Just like foods meant for humans, pet foods feature labeling that can be downright tricky to understand. Although you might see labels on pet foods and treats that state "organic ingredients," the product may not actually be a certified organic pet food. Naturally, when feeding your horse or other pets, you want to ensure that you're feeding them the healthiest foods available. By understanding what labels and their terms mean, you can better assess what's actually going into your pet's food.
Organic VS Certified Organic
Essentially, if you want to feed your pet an organic diet, you need to stick with products that are "certified organic." Manufacturers of pet foods and treats cannot apply this term to their packaging until the products have passed rigorous requirements to be deemed certified organic. Each product must meet or exceed the certification standards in order to qualify as 100% organic. If you see packaging that states "organic ingredients" without the certification, the product likely does not contain more than 70% organic ingredients and has not been certified as an organic product. If the package you're looking at simply says "organic," it contains 95% organic ingredients, but still cannot wear the certified label unless it has the 100% rating and meets government standards for certified organic.
Understanding the Concept of Organic
Organic pet foods are important to pet owners, because they do not contain genetically modified ingredients. In addition, the ingredients have not been treated to ionizing radiation, pesticides, sewage sludge, or synthetic fertilizers. The organic movement is certainly popular among people who want to ensure that they maintain a healthy diet made up of foods that have not been compromised by potentially unsafe production methods. Not surprisingly, many people prefer to provide their horses, dogs, cats or other pets with organic foods to in order to ensure their diets are also as healthful as possible.
Human Grade Food for Pets
More frequently, pet owners are seeing labels on pet foods that read "human grade" as if to suggest that the ingredients, if fit for humans, are certainly fit for pets. Be very skeptical of this label for this reason: the term hasn't been defined by American Feed Control Officials. So in other words, manufacturers can use this term freely because no guidelines are as yet defined.

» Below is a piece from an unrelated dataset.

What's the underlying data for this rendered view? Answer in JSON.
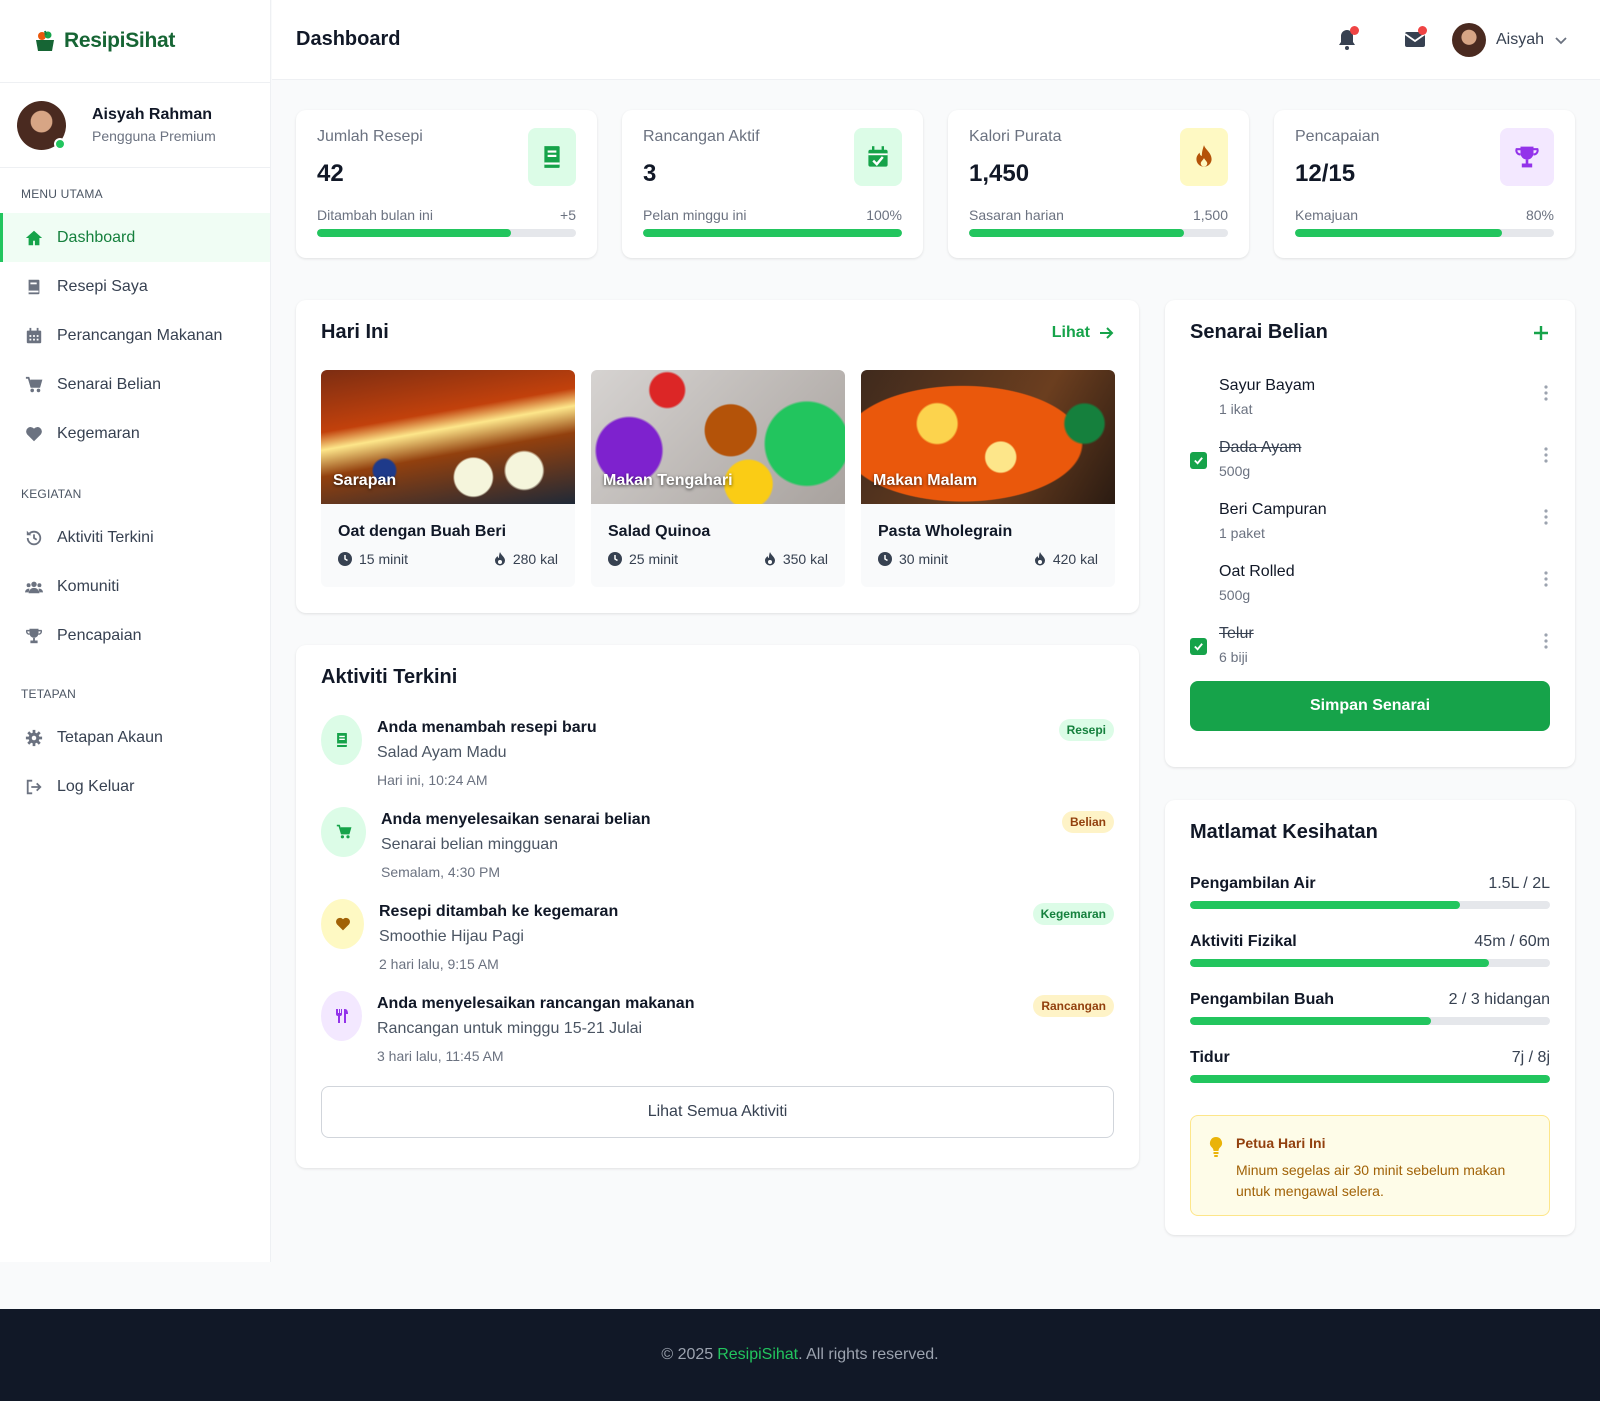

It's also important to note that pet grade foods do not meet the standards for foods manufactured for human consumption. Because standards are inferior, many pet foods only meet a minimum for safety and quality. This is why many pet food makers are applying the "human grade" tag on their products--to let customers know that they are trying to go above and beyond the minimum. Until this label is legally defined, however, it may not mean what pet owners hope it means.
Natural Food Guidelines
Pet owners want to see the "natural ingredients." When it comes to human food, "natural" is one of those tricky terms that has no official definition with government regulators so it can be used at will. Technically, "natural" is defined as applied to pet foods. For a pet food to label to read “natural, the ingredients must be derived from plant or animal sources and have nothing synthetic in their makeup.
Do your research on a few different brands to find out more about their processing methods and the ingredients they use before you buy them for your pet. Buying pet food can be tricky, but if you stick to the certified organic label, you can be assured that the product has passed strict standards for certification and is 100% organic. Your pet deserves the best. Don’t be fooled by gimmicks and buzz words on foods with high price tags. The more you know, the better your pet will feel.